For bites delivered by Black Widow spiders, antivenin medication is a common treatment, administered intravenously by a veterinarian. According to experts at betterpet, antivenins contain antibodies to help pups fight venomous infection and typically resolve symptoms within about 30 minutes. Pup parents should be aware that allergic reactions to antivenin are common in dogs. American Pet Hospital notes that these reactions can be minimized, however, with medication. It is often hard to find a veterinarian that carries such medications so you or your veterinarian may have to call around to find the necessary treatment in a severe case.
According to VCA Animal Hospitals, if antivenin is not available, veterinarians are usually able to offer supportive care for dogs who have experienced a Black Widow bite.

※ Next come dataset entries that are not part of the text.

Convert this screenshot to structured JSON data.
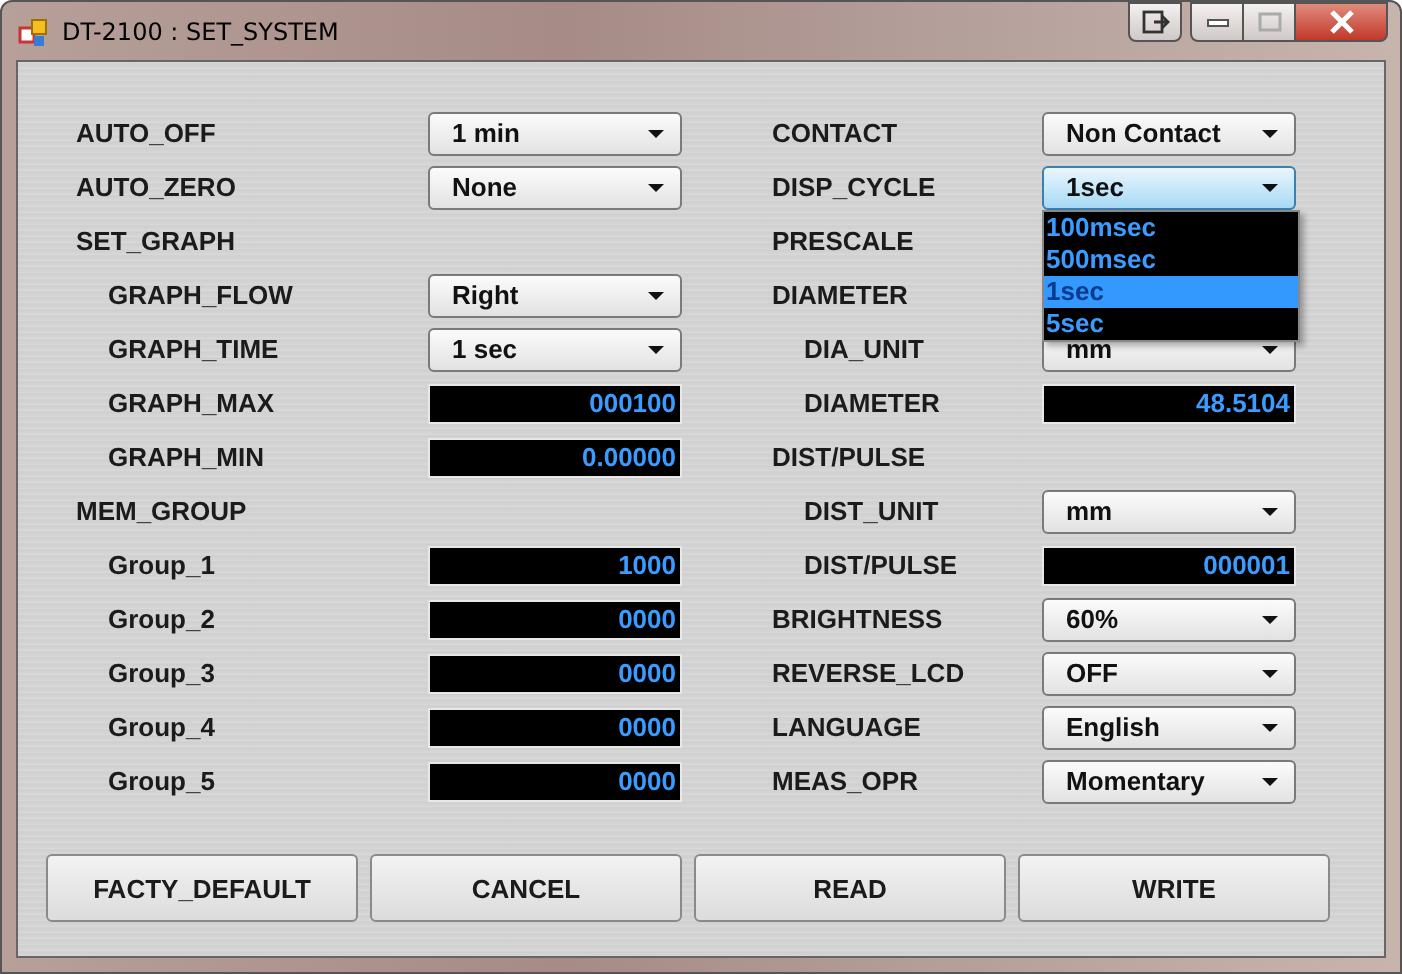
{
  "window": {
    "title": "DT-2100 : SET_SYSTEM"
  },
  "columns": [
    [
      {
        "label": "AUTO_OFF",
        "kind": "select",
        "value": "1 min"
      },
      {
        "label": "AUTO_ZERO",
        "kind": "select",
        "value": "None"
      },
      {
        "label": "SET_GRAPH",
        "kind": "label",
        "children": [
          {
            "label": "GRAPH_FLOW",
            "kind": "select",
            "value": "Right"
          },
          {
            "label": "GRAPH_TIME",
            "kind": "select",
            "value": "1 sec"
          },
          {
            "label": "GRAPH_MAX",
            "kind": "number",
            "value": "000100"
          },
          {
            "label": "GRAPH_MIN",
            "kind": "number",
            "value": "0.00000"
          }
        ]
      },
      {
        "label": "MEM_GROUP",
        "kind": "label",
        "children": [
          {
            "label": "Group_1",
            "kind": "number",
            "value": "1000"
          },
          {
            "label": "Group_2",
            "kind": "number",
            "value": "0000"
          },
          {
            "label": "Group_3",
            "kind": "number",
            "value": "0000"
          },
          {
            "label": "Group_4",
            "kind": "number",
            "value": "0000"
          },
          {
            "label": "Group_5",
            "kind": "number",
            "value": "0000"
          }
        ]
      }
    ],
    [
      {
        "label": "CONTACT",
        "kind": "select",
        "value": "Non Contact"
      },
      {
        "label": "DISP_CYCLE",
        "kind": "select",
        "value": "1sec",
        "open": true,
        "options": [
          {
            "label": "100msec",
            "selected": false
          },
          {
            "label": "500msec",
            "selected": false
          },
          {
            "label": "1sec",
            "selected": true
          },
          {
            "label": "5sec",
            "selected": false
          }
        ]
      },
      {
        "label": "PRESCALE",
        "kind": "label"
      },
      {
        "label": "DIAMETER",
        "kind": "label",
        "children": [
          {
            "label": "DIA_UNIT",
            "kind": "select",
            "value": "mm"
          },
          {
            "label": "DIAMETER",
            "kind": "number",
            "value": "48.5104"
          }
        ]
      },
      {
        "label": "DIST/PULSE",
        "kind": "label",
        "children": [
          {
            "label": "DIST_UNIT",
            "kind": "select",
            "value": "mm"
          },
          {
            "label": "DIST/PULSE",
            "kind": "number",
            "value": "000001"
          }
        ]
      },
      {
        "label": "BRIGHTNESS",
        "kind": "select",
        "value": "60%"
      },
      {
        "label": "REVERSE_LCD",
        "kind": "select",
        "value": "OFF"
      },
      {
        "label": "LANGUAGE",
        "kind": "select",
        "value": "English"
      },
      {
        "label": "MEAS_OPR",
        "kind": "select",
        "value": "Momentary"
      }
    ]
  ],
  "buttons": [
    "FACTY_DEFAULT",
    "CANCEL",
    "READ",
    "WRITE"
  ]
}
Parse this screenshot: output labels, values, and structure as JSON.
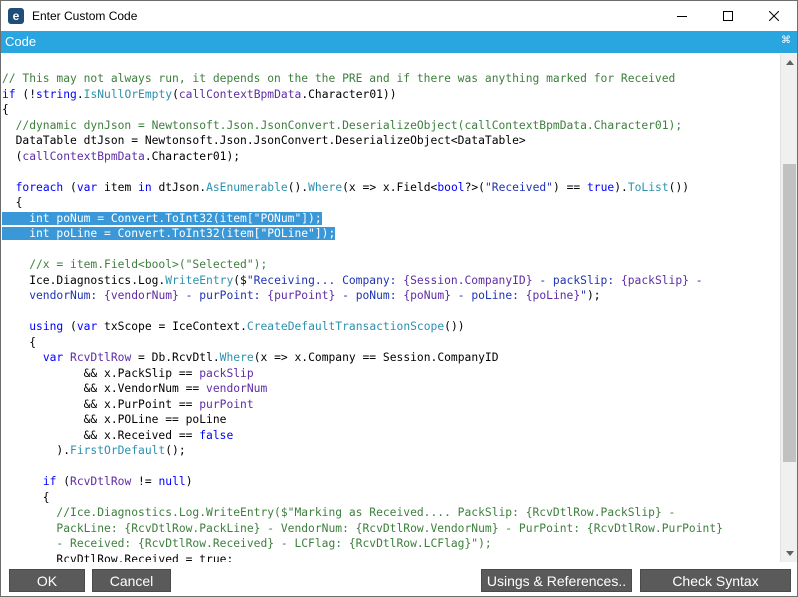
{
  "window": {
    "title": "Enter Custom Code",
    "app_icon_glyph": "e"
  },
  "panel": {
    "title": "Code",
    "pin_glyph": "⌘"
  },
  "editor": {
    "lines": [
      [
        [
          "c",
          "// This may not always run, it depends on the the PRE and if there was anything marked for Received"
        ]
      ],
      [
        [
          "k",
          "if"
        ],
        [
          "p",
          " (!"
        ],
        [
          "k",
          "string"
        ],
        [
          "p",
          "."
        ],
        [
          "m",
          "IsNullOrEmpty"
        ],
        [
          "p",
          "("
        ],
        [
          "i",
          "callContextBpmData"
        ],
        [
          "p",
          ".Character01))"
        ]
      ],
      [
        [
          "p",
          "{"
        ]
      ],
      [
        [
          "c",
          "  //dynamic dynJson = Newtonsoft.Json.JsonConvert.DeserializeObject(callContextBpmData.Character01);"
        ]
      ],
      [
        [
          "p",
          "  DataTable dtJson = Newtonsoft.Json.JsonConvert.DeserializeObject<DataTable>"
        ]
      ],
      [
        [
          "p",
          "  ("
        ],
        [
          "i",
          "callContextBpmData"
        ],
        [
          "p",
          ".Character01);"
        ]
      ],
      [
        [
          "p",
          ""
        ]
      ],
      [
        [
          "p",
          "  "
        ],
        [
          "k",
          "foreach"
        ],
        [
          "p",
          " ("
        ],
        [
          "k",
          "var"
        ],
        [
          "p",
          " item "
        ],
        [
          "k",
          "in"
        ],
        [
          "p",
          " dtJson."
        ],
        [
          "m",
          "AsEnumerable"
        ],
        [
          "p",
          "()."
        ],
        [
          "m",
          "Where"
        ],
        [
          "p",
          "(x => x.Field<"
        ],
        [
          "k",
          "bool"
        ],
        [
          "p",
          "?>("
        ],
        [
          "s",
          "\"Received\""
        ],
        [
          "p",
          ") == "
        ],
        [
          "k",
          "true"
        ],
        [
          "p",
          ")."
        ],
        [
          "m",
          "ToList"
        ],
        [
          "p",
          "())"
        ]
      ],
      [
        [
          "p",
          "  {"
        ]
      ],
      [
        [
          "h",
          "    int poNum = Convert.ToInt32(item[\"PONum\"]);"
        ]
      ],
      [
        [
          "h",
          "    int poLine = Convert.ToInt32(item[\"POLine\"]);"
        ]
      ],
      [
        [
          "p",
          ""
        ]
      ],
      [
        [
          "c",
          "    //x = item.Field<bool>(\"Selected\");"
        ]
      ],
      [
        [
          "p",
          "    Ice.Diagnostics.Log."
        ],
        [
          "m",
          "WriteEntry"
        ],
        [
          "p",
          "($"
        ],
        [
          "s",
          "\"Receiving... Company: "
        ],
        [
          "i",
          "{Session.CompanyID}"
        ],
        [
          "s",
          " - packSlip: "
        ],
        [
          "i",
          "{packSlip}"
        ],
        [
          "s",
          " -"
        ]
      ],
      [
        [
          "s",
          "    vendorNum: "
        ],
        [
          "i",
          "{vendorNum}"
        ],
        [
          "s",
          " - purPoint: "
        ],
        [
          "i",
          "{purPoint}"
        ],
        [
          "s",
          " - poNum: "
        ],
        [
          "i",
          "{poNum}"
        ],
        [
          "s",
          " - poLine: "
        ],
        [
          "i",
          "{poLine}"
        ],
        [
          "s",
          "\""
        ],
        [
          "p",
          ");"
        ]
      ],
      [
        [
          "p",
          ""
        ]
      ],
      [
        [
          "p",
          "    "
        ],
        [
          "k",
          "using"
        ],
        [
          "p",
          " ("
        ],
        [
          "k",
          "var"
        ],
        [
          "p",
          " txScope = IceContext."
        ],
        [
          "m",
          "CreateDefaultTransactionScope"
        ],
        [
          "p",
          "())"
        ]
      ],
      [
        [
          "p",
          "    {"
        ]
      ],
      [
        [
          "p",
          "      "
        ],
        [
          "k",
          "var"
        ],
        [
          "p",
          " "
        ],
        [
          "i",
          "RcvDtlRow"
        ],
        [
          "p",
          " = Db.RcvDtl."
        ],
        [
          "m",
          "Where"
        ],
        [
          "p",
          "(x => x.Company == Session.CompanyID"
        ]
      ],
      [
        [
          "p",
          "            && x.PackSlip == "
        ],
        [
          "i",
          "packSlip"
        ]
      ],
      [
        [
          "p",
          "            && x.VendorNum == "
        ],
        [
          "i",
          "vendorNum"
        ]
      ],
      [
        [
          "p",
          "            && x.PurPoint == "
        ],
        [
          "i",
          "purPoint"
        ]
      ],
      [
        [
          "p",
          "            && x.POLine == poLine"
        ]
      ],
      [
        [
          "p",
          "            && x.Received == "
        ],
        [
          "k",
          "false"
        ]
      ],
      [
        [
          "p",
          "        )."
        ],
        [
          "m",
          "FirstOrDefault"
        ],
        [
          "p",
          "();"
        ]
      ],
      [
        [
          "p",
          ""
        ]
      ],
      [
        [
          "p",
          "      "
        ],
        [
          "k",
          "if"
        ],
        [
          "p",
          " ("
        ],
        [
          "i",
          "RcvDtlRow"
        ],
        [
          "p",
          " != "
        ],
        [
          "k",
          "null"
        ],
        [
          "p",
          ")"
        ]
      ],
      [
        [
          "p",
          "      {"
        ]
      ],
      [
        [
          "c",
          "        //Ice.Diagnostics.Log.WriteEntry($\"Marking as Received.... PackSlip: {RcvDtlRow.PackSlip} -"
        ]
      ],
      [
        [
          "c",
          "        PackLine: {RcvDtlRow.PackLine} - VendorNum: {RcvDtlRow.VendorNum} - PurPoint: {RcvDtlRow.PurPoint}"
        ]
      ],
      [
        [
          "c",
          "        - Received: {RcvDtlRow.Received} - LCFlag: {RcvDtlRow.LCFlag}\");"
        ]
      ],
      [
        [
          "p",
          "        RcvDtlRow.Received = true;"
        ]
      ]
    ]
  },
  "footer": {
    "ok_label": "OK",
    "cancel_label": "Cancel",
    "usings_label": "Usings & References..",
    "check_syntax_label": "Check Syntax"
  },
  "colors": {
    "panel_header": "#29a6e0",
    "button_bg": "#5a5a5a",
    "selection": "#3a98d8",
    "comment": "#3d7f3d",
    "keyword": "#0000ff",
    "method": "#2b91af"
  }
}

Possible options for supportive care include pain medications, muscle relaxers, and IV fluids. Complete recovery can take several weeks.
Unlike treatment for Black Widow spider bites, there is not an antivenin medication for Brown Recluse bites available in the U.S. With this, treatment is largely comprised of supportive care, with veterinarians often recommending the use of cold compresses and thorough cleaning to prevent infection, according to the American Pet Hospital. It is also possible that antibiotics are prescribed to address any infections.
Most Brown Recluse bites, notes VCA Animal Hospitals, are likely to heal within one to three weeks. In severe cases, however, wounds may develop around the site of the bite and leave permanent scarring, although this is uncommon.
How can I prevent my dog from getting spider bites?
It’s important for pup parents to understand that all dogs are susceptible to being bitten by these pesky arachnids and can develop severe reactions. Betterpet warns that older dogs and dogs with elevated blood pressure, however, may have worse symptoms and outcomes due to weakened immune systems.
The most effective way to prevent dangerous spider bites, betterpet urges, is to clean out any areas of your home or property where spiders and other insects could be hiding. Dog owners may want to consider not leaving their pup unattended in these areas, like basements, garden sheds, or crawl spaces.
Any health or medical information in ElleVet blogs is from a variety of public and reputable sources. This information is intended as an educational resource only and is not a substitute for expert professional care.